Following the investigation, Morningstar announced a swathe of measures at Sustainalytics. These included a commitment to stop using UN Human Rights Council data in its research products, as well as replacing the terms “Occupied Palestinian Territory” or “occupied territory” with geographic names “eg West Bank, East Jerusalem”. 

At the time, the firm also said it would seek advice regarding its assumptions, sources and use of language from “independent, recognised experts in international law, including international human rights law, who are well versed in the policy, security, history, and religious and legal context of the Israeli-Palestinian dispute”.

Ten months later, the first two experts have been appointed.

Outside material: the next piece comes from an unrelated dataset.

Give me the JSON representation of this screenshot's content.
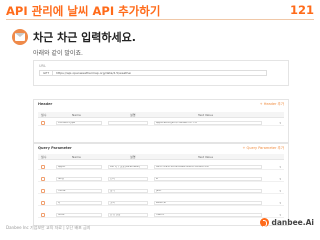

The first is Michael A Newton, director of the international legal studies programme at Vanderbilt University Law School and serving professor of the practice of law and professor of the practice of political science.

According to Morningstar’s website, Newton is an expert on terrorism, accountability, transnational justice, human rights and conduct of hostilities issues. He has also provided expert assistance to judges, lawyers, legislatures, governments and policymakers around the world, including the State Comptroller of Israel.

The second appointee, Alejandro Wolff, is a retired American diplomat who served as US ambassador to Chile from 2010 to 2013. He previously served as US ambassador and deputy permanent representative to the UN from 2005-10.

Newton and Wolff will advise Morningstar on the assumptions that underpin Sustainalytics’ assessments of “whether business activities conducted in the context of the IPCA create material ESG risk for the firms concerned” and the sources consulted in making those assessments and cited in research reports.

They will also advise on the language used to convey the nature of a company’s controversial business activities, the impact those activities have on stakeholders, and the risk those impacts create for the company concerned.   

“Given the complex history of the Israeli-Palestinian conflict, additional review of our processes by a third-party expert will validate or provide advice where needed,” Morningstar said in a statement.

It is expected that the experts will start work later this year, with the goal of providing their recommendations in the first half of 2024.